I decided to take the DELE exam, not out of any academic, professional or administrative necessity, but simply as a personal challenge. I wanted to learn Spanish, but I knew I had to have a deadline, otherwise I’d pootle along aimlessly. Procrastination is an art form I’ve mastered, so I needed some impetus to turn the desire to learn into a reality. Also, with years of unstructured learning of French under my belt, I knew that the vague target of «I want to speak a language» can be like trying to reach the end of the rainbow: you never quite get there; there’s always a bit further to go. The feeling you can speak a language successfully comes and goes like the weather, depending on mood, physical state, subject-matter, interlocutor, etc. So I wanted an objective and solid milestone by which to measure my progress.-
How was the preparation? What was the most difficult part for you?
Without doubt, the writing was the most difficult element. I was a terrible schoolboy, never did my homework, didn’t take any further exams after my GCSEs, so once again being faced with The Demon Blank Sheet of Paper waiting to be filled was not only an academic but also a psychological barrier to break through. Fortunately I had a fantastic teacher who was extremely patient and generous with her time and effort. She offered to be my sherpa to guide me up the mountain to the exam. And that mountain certainly did seem steep, and rocky. But once I got there, it was amazing to look back and see how far I’d come.
How did the DELE preparation classes at Instituto Cervantes London help you?

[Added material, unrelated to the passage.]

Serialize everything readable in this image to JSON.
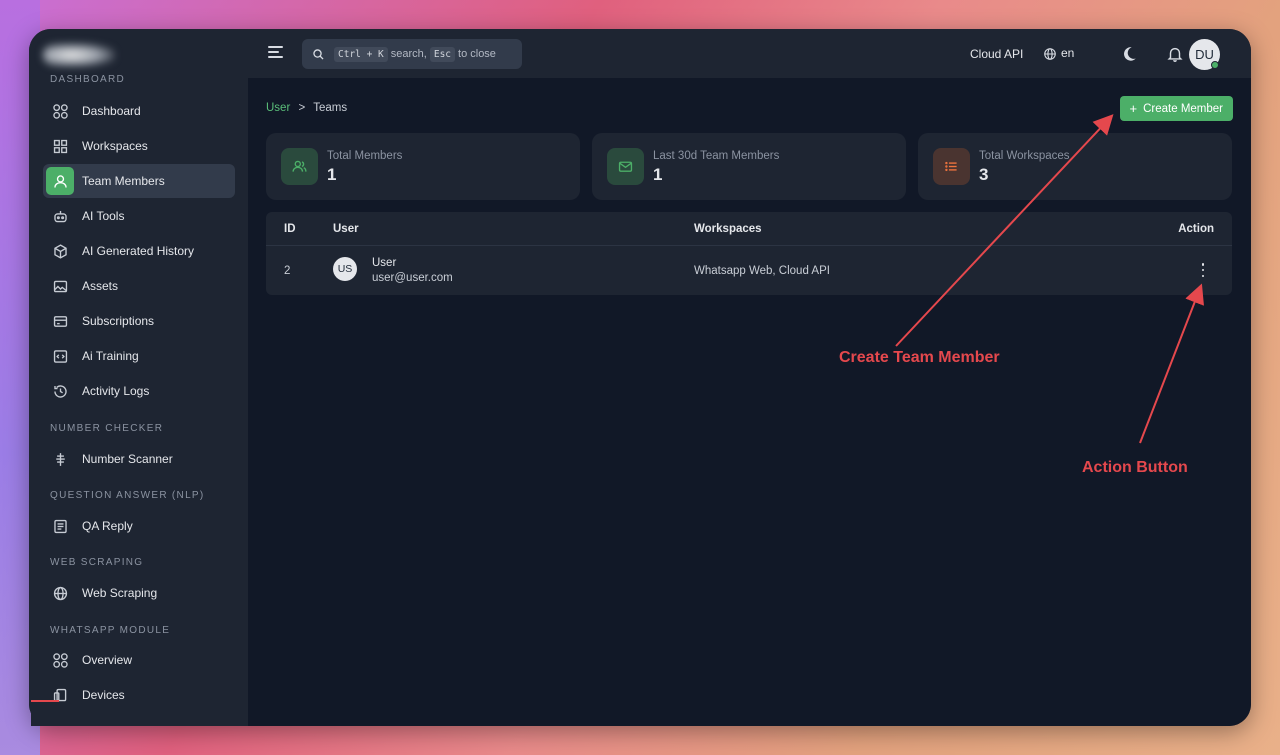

As you’ll have gathered, for me the classes were indispensable. Left to my own devices, I could never have passed the C1 and C2 exams. At an advanced level, even in their native tongue, I think someone would struggle to pass a CEFR language exam without preparation. You have to know the format of the exam; for the writing, there are models of text you may not be familiar with; and learning to manage the time in the exam is essential and, at least to me, did not come naturally. My teacher carefully planned each class so there was a progression, which stopped me spending too much time on one particular element at the expense of another. She was there to remind me that you only have to be good enough to pass the exam, there’s no point in trying to exceed the requirements. Of course, perfection is the enemy of good, but it’s sometimes hard to judge alone. In the moments when my determination wobbled and I thought, «Why am I putting myself through this?», I knew I couldn’t let her down and back out now, after we’d both invested so much time and effort.
Looking back, the fact I embarked upon this journey in my 40th year probably isn’t a coincidence. At a time of taking stock of one’s life, it’s not a bad way to live out a mid-life crisis! I am enormously grateful to all at Instituto Cervantes London who conspired to get me over the finish line (twice). The journey is not over, of course — I am now working on Spanish literature with my teacher — but I am very pleased, even proud, to have put those two important milestones behind me.
These are the upcoming exam sessions at Instituto Cervantes London: